Backing Pawar is a large group of MPs from Maharashtra—37. "We are united.We are all with him," says Gurudas Kamat. A closer examination of those elected would reduce that tally a bit: the RPI MPs will support him, but while most of the freshly elected Congress MPs—33—are loyalists, a few don't belong to the core group. Bhaskarrao Khatgaonkar (Nanded) is S.B. Chavan's son-in-law; Sandipan Thorat (Pandharpur) and Naresh Pugalia (Chan-drapur) are close to Sitaram Kesri; Mukul Wasnik (Buldhana) and Chitralekha Raje Bhosle (Ramtek) are not in the core group, nor is Vilas Muttemwar (Nagpur) though his differences with Pawar have been resolved.
Then there is Pawar's other constituency—ties that cut across the United Front and out of it, whether it is Dr Farooq Abdullah who is part of the UF or Chandra Shekhar beyond it. "The outside resistance to him is within the Congress," observes a local Janata Dal leader.
In Maharashtra, his victory has left the state government on uncertain ground. Soon after the last results were known—that included defeat in Mumbai North-Central where his constituency, Dadar, falls—Chief Minister Manohar Joshi visited Thackeray and handed in a letter seeking permission to resign. That Thackeray dumped the letter saves Joshi for the moment, but it does not make his case any easier.

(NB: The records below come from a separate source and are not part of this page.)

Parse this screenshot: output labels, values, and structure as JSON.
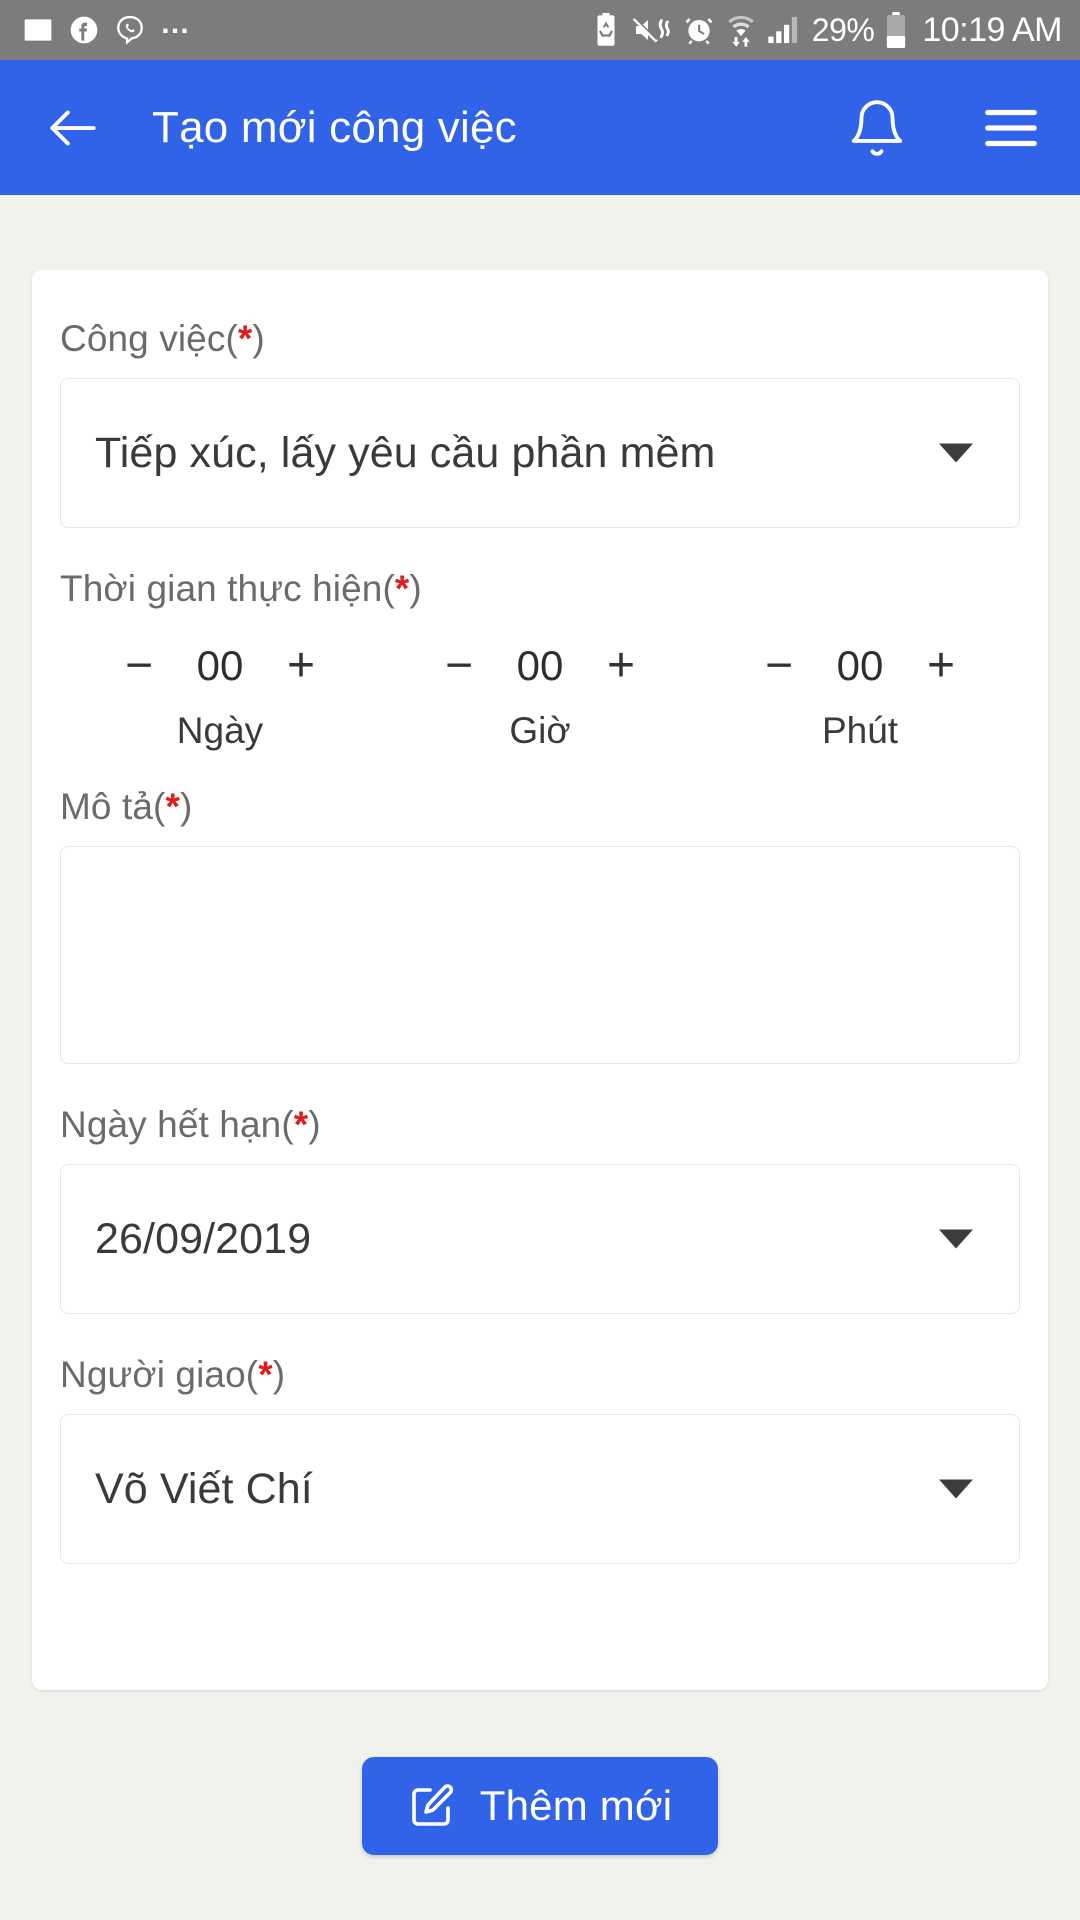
{
  "status_bar": {
    "left_icons": [
      "image-icon",
      "facebook-icon",
      "viber-icon",
      "more-dots-icon"
    ],
    "right_icons": [
      "battery-saver-icon",
      "volume-mute-vibrate-icon",
      "alarm-icon",
      "wifi-data-icon",
      "cellular-signal-icon"
    ],
    "battery_percent": "29%",
    "clock": "10:19 AM"
  },
  "app_bar": {
    "back_icon": "arrow-left-icon",
    "title": "Tạo mới công việc",
    "bell_icon": "bell-icon",
    "menu_icon": "hamburger-menu-icon",
    "background_color": "#3063e8"
  },
  "form": {
    "task": {
      "label": "Công việc",
      "required_mark": "*",
      "value": "Tiếp xúc, lấy yêu cầu phần mềm",
      "caret_icon": "caret-down-icon"
    },
    "duration": {
      "label": "Thời gian thực hiện",
      "required_mark": "*",
      "steppers": [
        {
          "minus": "−",
          "value": "00",
          "plus": "+",
          "unit": "Ngày"
        },
        {
          "minus": "−",
          "value": "00",
          "plus": "+",
          "unit": "Giờ"
        },
        {
          "minus": "−",
          "value": "00",
          "plus": "+",
          "unit": "Phút"
        }
      ]
    },
    "description": {
      "label": "Mô tả",
      "required_mark": "*",
      "value": "",
      "placeholder": ""
    },
    "due_date": {
      "label": "Ngày hết hạn",
      "required_mark": "*",
      "value": "26/09/2019",
      "caret_icon": "caret-down-icon"
    },
    "assigner": {
      "label": "Người giao",
      "required_mark": "*",
      "value": "Võ Viết Chí",
      "caret_icon": "caret-down-icon"
    }
  },
  "footer": {
    "submit_label": "Thêm mới",
    "submit_icon": "edit-square-pencil-icon"
  },
  "colors": {
    "primary": "#3063e8",
    "page_background": "#f2f2ed",
    "card_background": "#ffffff",
    "required_red": "#e01b1b",
    "label_gray": "#6b6b6b",
    "status_bar_gray": "#7c7c7c"
  }
}
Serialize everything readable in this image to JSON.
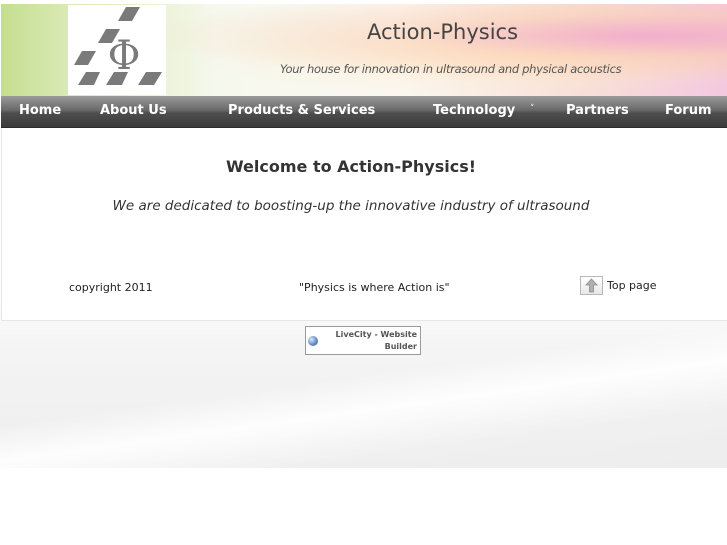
{
  "header": {
    "title": "Action-Physics",
    "tagline": "Your house for innovation in ultrasound and physical acoustics",
    "logo_symbol": "Φ"
  },
  "nav": {
    "items": [
      {
        "label": "Home"
      },
      {
        "label": "About Us"
      },
      {
        "label": "Products & Services"
      },
      {
        "label": "Technology"
      },
      {
        "label": "Partners"
      },
      {
        "label": "Forum"
      }
    ],
    "dropdown_glyph": "˅"
  },
  "main": {
    "welcome": "Welcome to Action-Physics!",
    "dedicated": "We are dedicated to boosting-up the innovative industry of ultrasound"
  },
  "footer": {
    "copyright": "copyright 2011",
    "motto": "\"Physics is where Action is\"",
    "top_page": "Top page"
  },
  "badge": {
    "text": "LiveCity - Website Builder"
  },
  "colors": {
    "nav_bg": "#4e4e4e",
    "text_dark": "#333333",
    "logo_gray": "#7a7a7a"
  }
}
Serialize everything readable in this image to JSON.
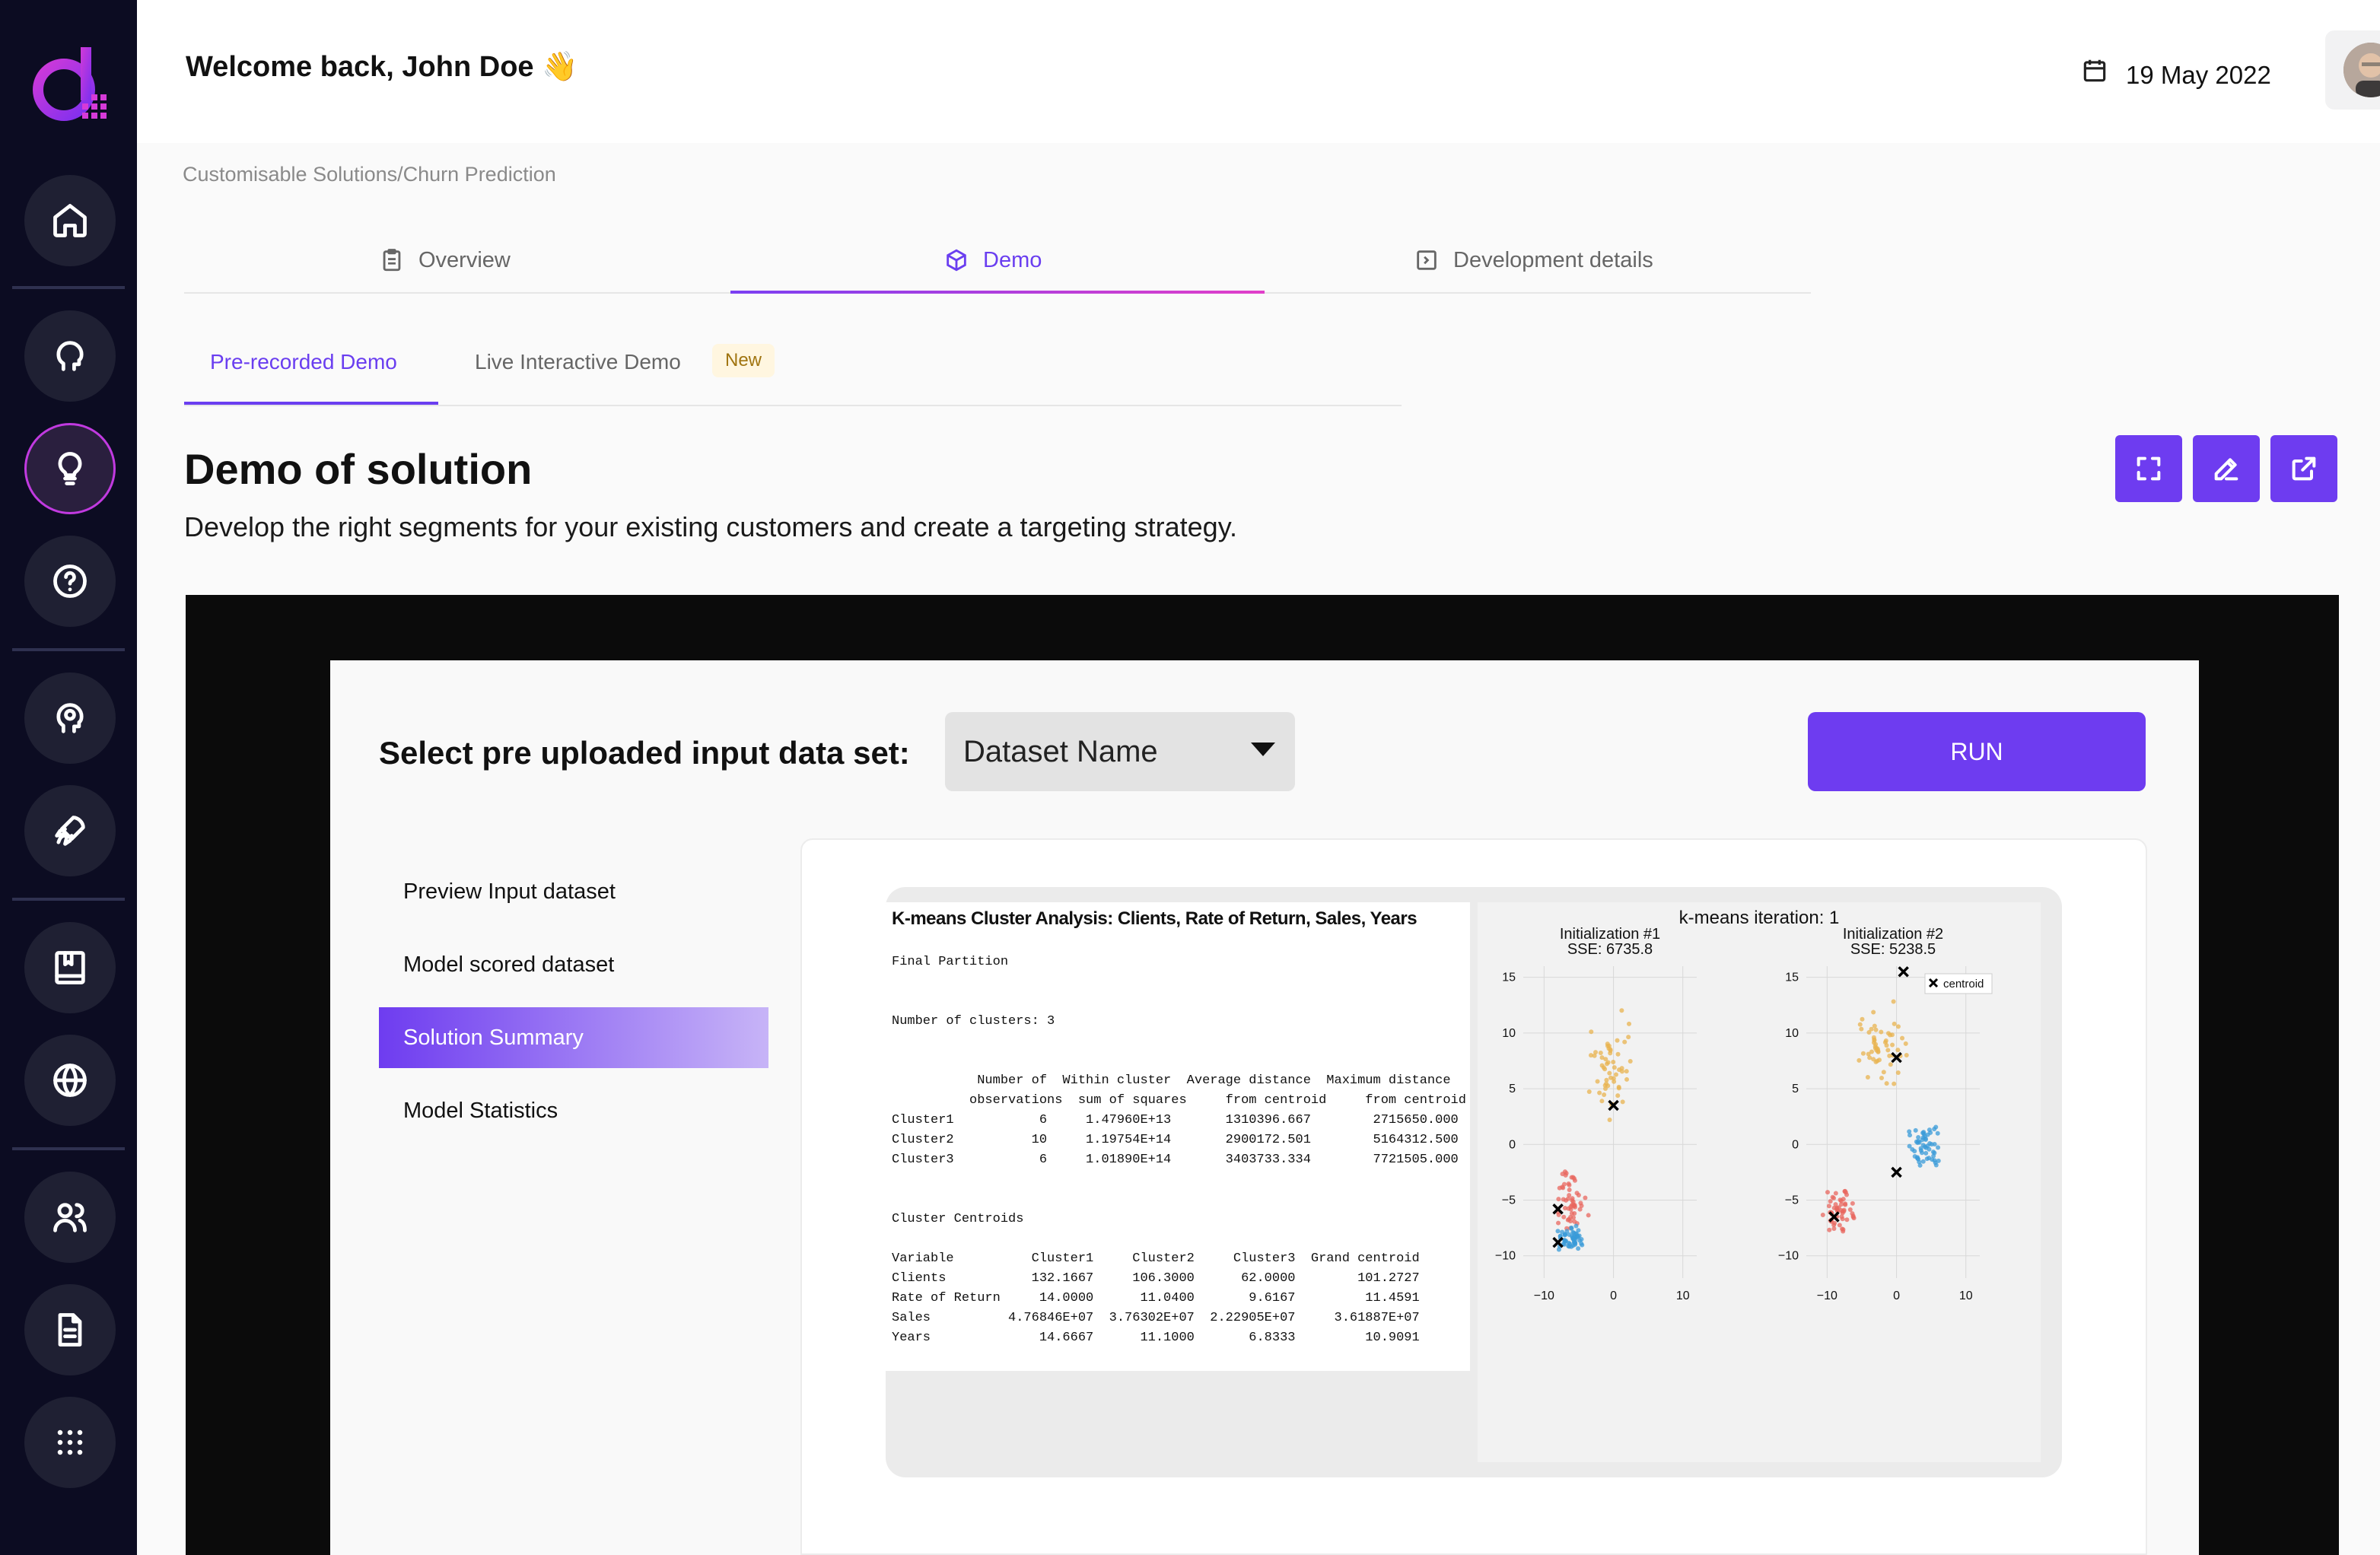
{
  "header": {
    "welcome": "Welcome back, John Doe 👋",
    "date": "19 May 2022",
    "icons": {
      "calendar": "calendar-icon",
      "user_menu": "chevron-down-icon"
    }
  },
  "sidebar": {
    "items": [
      {
        "name": "home",
        "icon": "home-icon"
      },
      {
        "name": "ai-head",
        "icon": "head-icon"
      },
      {
        "name": "ideas",
        "icon": "lightbulb-icon",
        "active": true
      },
      {
        "name": "help",
        "icon": "question-icon"
      },
      {
        "name": "insights",
        "icon": "head-bulb-icon"
      },
      {
        "name": "launch",
        "icon": "rocket-icon"
      },
      {
        "name": "library",
        "icon": "book-icon"
      },
      {
        "name": "global",
        "icon": "globe-icon"
      },
      {
        "name": "users",
        "icon": "users-icon"
      },
      {
        "name": "documents",
        "icon": "document-icon"
      },
      {
        "name": "apps",
        "icon": "grid-icon"
      }
    ]
  },
  "breadcrumb": "Customisable Solutions/Churn Prediction",
  "tabs": [
    {
      "label": "Overview",
      "icon": "clipboard-icon",
      "active": false
    },
    {
      "label": "Demo",
      "icon": "cube-icon",
      "active": true
    },
    {
      "label": "Development details",
      "icon": "code-icon",
      "active": false
    }
  ],
  "subtabs": [
    {
      "label": "Pre-recorded Demo",
      "active": true
    },
    {
      "label": "Live Interactive Demo",
      "active": false,
      "badge": "New"
    }
  ],
  "page": {
    "title": "Demo of solution",
    "description": "Develop the right segments for your existing customers and create a targeting strategy.",
    "actions": [
      "fullscreen-icon",
      "edit-icon",
      "external-link-icon"
    ]
  },
  "demo": {
    "select_label": "Select pre uploaded input data set:",
    "dataset_value": "Dataset Name",
    "run_label": "RUN",
    "menu": [
      {
        "label": "Preview Input dataset",
        "active": false
      },
      {
        "label": "Model scored dataset",
        "active": false
      },
      {
        "label": "Solution Summary",
        "active": true
      },
      {
        "label": "Model Statistics",
        "active": false
      }
    ]
  },
  "report": {
    "title": "K-means Cluster Analysis: Clients, Rate of Return, Sales, Years",
    "final_partition": "Final Partition",
    "num_clusters": "Number of clusters: 3",
    "table_header": "           Number of  Within cluster  Average distance  Maximum distance\n          observations  sum of squares     from centroid     from centroid",
    "table_rows": "Cluster1           6     1.47960E+13       1310396.667        2715650.000\nCluster2          10     1.19754E+14       2900172.501        5164312.500\nCluster3           6     1.01890E+14       3403733.334        7721505.000",
    "centroids_title": "Cluster Centroids",
    "centroids": "Variable          Cluster1     Cluster2     Cluster3  Grand centroid\nClients           132.1667     106.3000      62.0000        101.2727\nRate of Return     14.0000      11.0400       9.6167         11.4591\nSales          4.76846E+07  3.76302E+07  2.22905E+07     3.61887E+07\nYears              14.6667      11.1000       6.8333         10.9091"
  },
  "chart_data": {
    "type": "scatter",
    "title": "k-means iteration: 1",
    "legend": "centroid",
    "panels": [
      {
        "title": "Initialization #1",
        "subtitle": "SSE: 6735.8",
        "xticks": [
          -10,
          0,
          10
        ],
        "yticks": [
          15,
          10,
          5,
          0,
          -5,
          -10
        ],
        "xlim": [
          -13,
          12
        ],
        "ylim": [
          -12,
          16
        ],
        "centroids": [
          [
            0,
            3.5
          ],
          [
            -8,
            -5.8
          ],
          [
            -8,
            -8.8
          ]
        ],
        "clusters": [
          {
            "color": "#e8b34f",
            "center": [
              0,
              7
            ],
            "spread": [
              4.5,
              6
            ]
          },
          {
            "color": "#e8675f",
            "center": [
              -6,
              -5
            ],
            "spread": [
              3,
              3.5
            ]
          },
          {
            "color": "#3a9bd8",
            "center": [
              -6,
              -8.5
            ],
            "spread": [
              2.5,
              1.5
            ]
          }
        ]
      },
      {
        "title": "Initialization #2",
        "subtitle": "SSE: 5238.5",
        "xticks": [
          -10,
          0,
          10
        ],
        "yticks": [
          15,
          10,
          5,
          0,
          -5,
          -10
        ],
        "xlim": [
          -13,
          12
        ],
        "ylim": [
          -12,
          16
        ],
        "centroids": [
          [
            1,
            15.5
          ],
          [
            0,
            7.8
          ],
          [
            0,
            -2.5
          ],
          [
            -9,
            -6.5
          ]
        ],
        "clusters": [
          {
            "color": "#e8b34f",
            "center": [
              -2,
              9
            ],
            "spread": [
              4.5,
              5
            ]
          },
          {
            "color": "#3a9bd8",
            "center": [
              4,
              0
            ],
            "spread": [
              3,
              3
            ]
          },
          {
            "color": "#e8675f",
            "center": [
              -8,
              -6
            ],
            "spread": [
              3,
              3
            ]
          }
        ]
      }
    ]
  }
}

THOUGH Pawar has reiterated that there is no intention of dismissing the state government if the Congress takes over at the Centre, there is the prospect of party rebels—Independent MLAs who support the state government—returning to the fold, and splits in both the BJP and Sena. Thackeray says this is the only way the government would fall, if it does. "I see no possibility of the party breaking or of dismissal. Before the election he (Pawar) said if the Congress takes over we would be dismissed. Now he is not saying so as he knows we will gain sympathy," says Joshi.
The Sena which won six seats, down from 15 in 1996, and the BJP which won four seats (down from 18 in 1996) deny the "anti-establishment" factor. But some party leaders attribute the loss to the excesses of the Thackeray family, and the Sena chief's recent softening towards Muslims which lost him the hardline Hindu vote.
Joshi, however, offers four reasons for the poll performance: the consolidation of RPI and SP votes; unity in the Congress; a catalytic effect in Sonia's state rallies and the fact that the results of some of the major projects started by the ruling alliance will take a while to materialise. "Like our major drinking water projects, over the next two years, these will bear fruit and people will certainly give us a mandate again."
The election results have initiated, as one party MP puts it, "a massive clean-up process". After meetings with the BJP, a reshuffle is on the cards and some ministers may be dropped. "This was on the cards earlier, we couldn't do anything because of the polls. But there will be no major changes," says Joshi. His party has been adamant in its dismissal of the anti-establishment factor, backing its stand with statistics: in 18 of the constituencies it contested, Sena candidates have actually polled more votes than they did in 1996. But all the argument will not help re-paint a picture, where a third of the electorate—Dalits and minorities—has forsaken the saffron fold.